As the school came into view, we saw that many kids were playing in the compound. Ah, that beloved time right before the start of school when great childhood storylines are played out. Some kids caught sight of us, and started coming towards. Within a few moments, it seemed like the entire school population was swarming around us. Everyone was very friendly and greeting us, but I still felt a bit uncomfortable being the object of curiosity for so many people! After a bit more walking we reached the principal’s office, and he brought out chairs for us. So there we were, sitting outside his office, with a few hundred students standing right in front of us. Then with just a few words and hand gestures from the principal, everyone dispersed. Respect of elders (and maybe authority) is clear here, even though it is often at odds with pure youthful exuberance.
After the assembly, which included the singing of songs about Darfur, the kids filed off inside to await their teachers. Connie and I spoke with a few older-looking boys right outside their classroom. One was 18, another was 21 (though he looked more mature than that). They spoke very good English considering they had only started learning it upon arriving at the camp a few years back, but they were all in grade 5. The day before, we spoke to a former Darfuri teacher who said that the government had not spent money on Darfur for a long time. Recently I came upon the average literacy for Darfuri refugees in a group of camps. It was significantly lower than the overall Sudan number. While these statements are by no means solid science, one thing is clear: there were legitimate triggers for the dissent in Darfur, so for there to be a true and lasting peace, there has to be a commitment by those in power to give Darfur its share of physical and human development.
Later, we interviewed four students who had been selected by their teacher to speak with us in English. Two future teachers, a future professor of languages, and a future president of Sudan. Gabriel asked them about the songs they sang, and the boys sang one to us. I thought the lyrics were very moving, so here they are again as translated by Assad, the 18 year old boy:
We love our Sudan, we love our Sudan
But we have desire to return back in our Sudan
But we not have any free, how can we return back, how can we return back in our Sudan
How can we return back in our Sudan
We never have any education, how can we return back in our Sudan
We love our Sudan very much, very much

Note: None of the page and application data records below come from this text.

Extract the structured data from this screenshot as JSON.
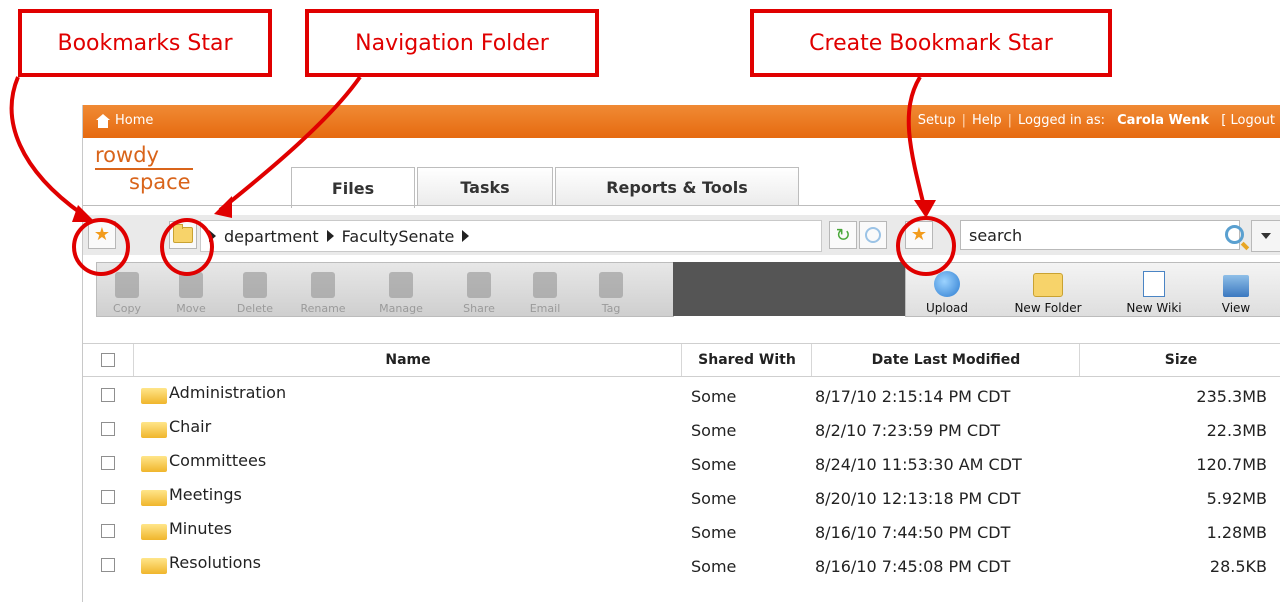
{
  "annotations": {
    "bookmarks_star": "Bookmarks Star",
    "navigation_folder": "Navigation Folder",
    "create_bookmark_star": "Create Bookmark Star"
  },
  "topbar": {
    "home": "Home",
    "setup": "Setup",
    "help": "Help",
    "logged_in_as": "Logged in as:",
    "user": "Carola Wenk",
    "logout": "[ Logout"
  },
  "logo": {
    "line1": "rowdy",
    "line2": "space"
  },
  "tabs": [
    {
      "label": "Files"
    },
    {
      "label": "Tasks"
    },
    {
      "label": "Reports & Tools"
    }
  ],
  "breadcrumb": [
    "department",
    "FacultySenate"
  ],
  "search": {
    "value": "search"
  },
  "toolbar_left": [
    {
      "label": "Copy"
    },
    {
      "label": "Move"
    },
    {
      "label": "Delete"
    },
    {
      "label": "Rename"
    },
    {
      "label": "Manage"
    },
    {
      "label": "Share"
    },
    {
      "label": "Email"
    },
    {
      "label": "Tag"
    }
  ],
  "toolbar_right": [
    {
      "label": "Upload"
    },
    {
      "label": "New Folder"
    },
    {
      "label": "New Wiki"
    },
    {
      "label": "View"
    }
  ],
  "table": {
    "headers": {
      "name": "Name",
      "shared": "Shared With",
      "date": "Date Last Modified",
      "size": "Size"
    },
    "rows": [
      {
        "name": "Administration",
        "shared": "Some",
        "date": "8/17/10 2:15:14 PM CDT",
        "size": "235.3MB"
      },
      {
        "name": "Chair",
        "shared": "Some",
        "date": "8/2/10 7:23:59 PM CDT",
        "size": "22.3MB"
      },
      {
        "name": "Committees",
        "shared": "Some",
        "date": "8/24/10 11:53:30 AM CDT",
        "size": "120.7MB"
      },
      {
        "name": "Meetings",
        "shared": "Some",
        "date": "8/20/10 12:13:18 PM CDT",
        "size": "5.92MB"
      },
      {
        "name": "Minutes",
        "shared": "Some",
        "date": "8/16/10 7:44:50 PM CDT",
        "size": "1.28MB"
      },
      {
        "name": "Resolutions",
        "shared": "Some",
        "date": "8/16/10 7:45:08 PM CDT",
        "size": "28.5KB"
      }
    ]
  },
  "colors": {
    "accent_orange": "#e66a10",
    "annotation_red": "#e00000"
  }
}
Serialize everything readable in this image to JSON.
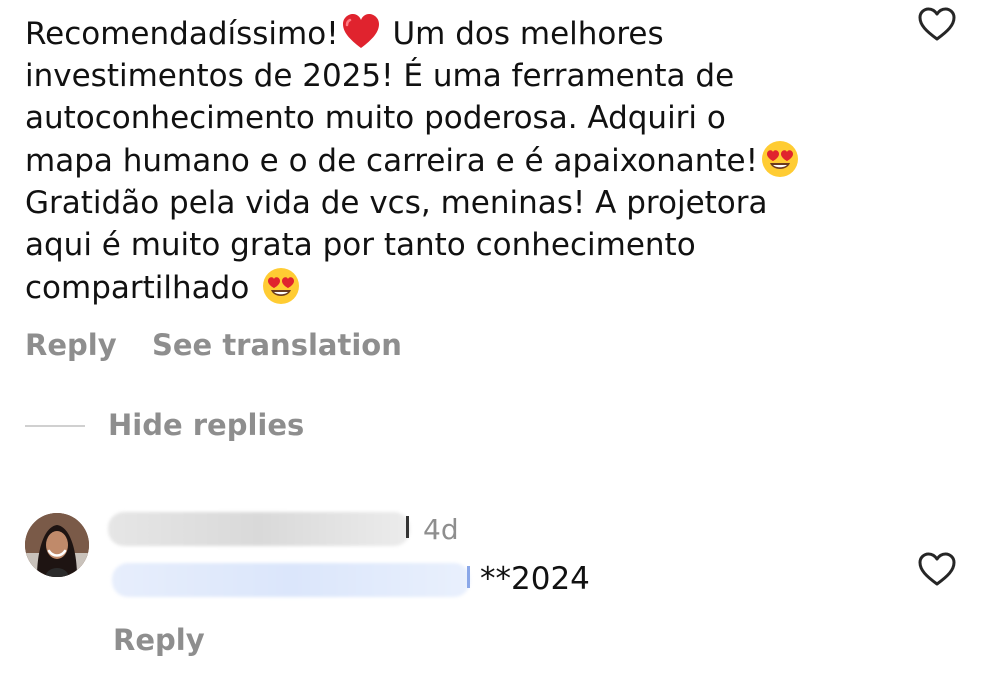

He really sounded like he meant it. Almost everyone we’ve spoken to, despite the atrocities they experienced, wants to return to Darfur. How many of us can claim so much love for our country? Why should not a government reciprocate this love and by doing so achieve progress through true partnership? Yes, I hear, things are “not so simple”.
As guiding principles, I believe they really are.